It is impossible to get office space in Manchester at the moment as the place is choked with graphene spin outs from the university. There is even a new restaurant opening in the city, Grafene which is “inspired by the world’s first 2D material Graphene, first isolated at Manchester University and the focus of global scientific and research investment.”
I’m intrigued especially by phrases like “Our cocktails are something else…. scientifically-inspired with a nod to graphene, the Manchester innovation from which we take our name.” The owners claim “Grafene is our food and drink interpretation of this exciting new chapter in Manchester’s rich history, and of the excitement and energy there is around its possibilities for science and technology.”
There is a close link between mixology and chemistry so the cocktail possibilities are endless. Chemistry and mixology both involve selecting and combining ingredients, and then processing them in some way to create something. Any chemist will be able to instinctively select the right mixing technique from shaking, stirring, dry shaking or throwing but as a physicist I always have to read the manual.
Andre Geim has already performed experiments with vodka, and G2O’s high throughput filters allow pore sizes to be tuned to remove some molecules but not others, or improve the production of fat washed cocktails like the hard to find but exquisite Benton’s Old Fashioned.
Good food meeting great technology sounds like a great idea to me and a good lunch venue.
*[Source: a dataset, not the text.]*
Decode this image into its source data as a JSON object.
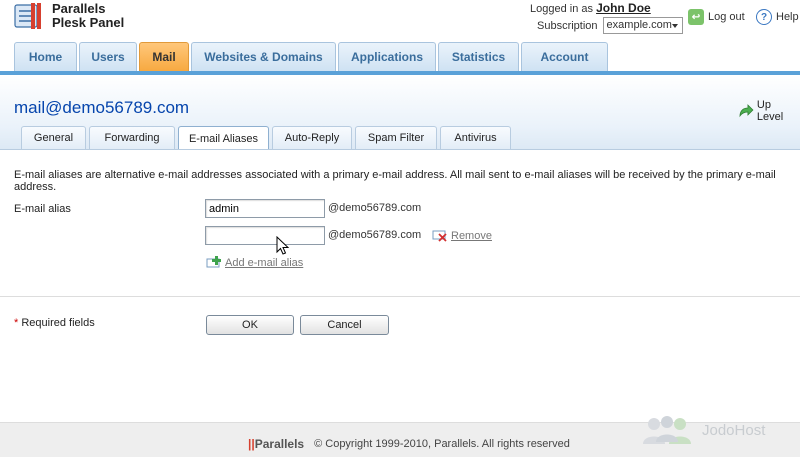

What else could you ask for, other than a team from the National Graphene Institute manning the cocktail bar with Andre Geim on bongos?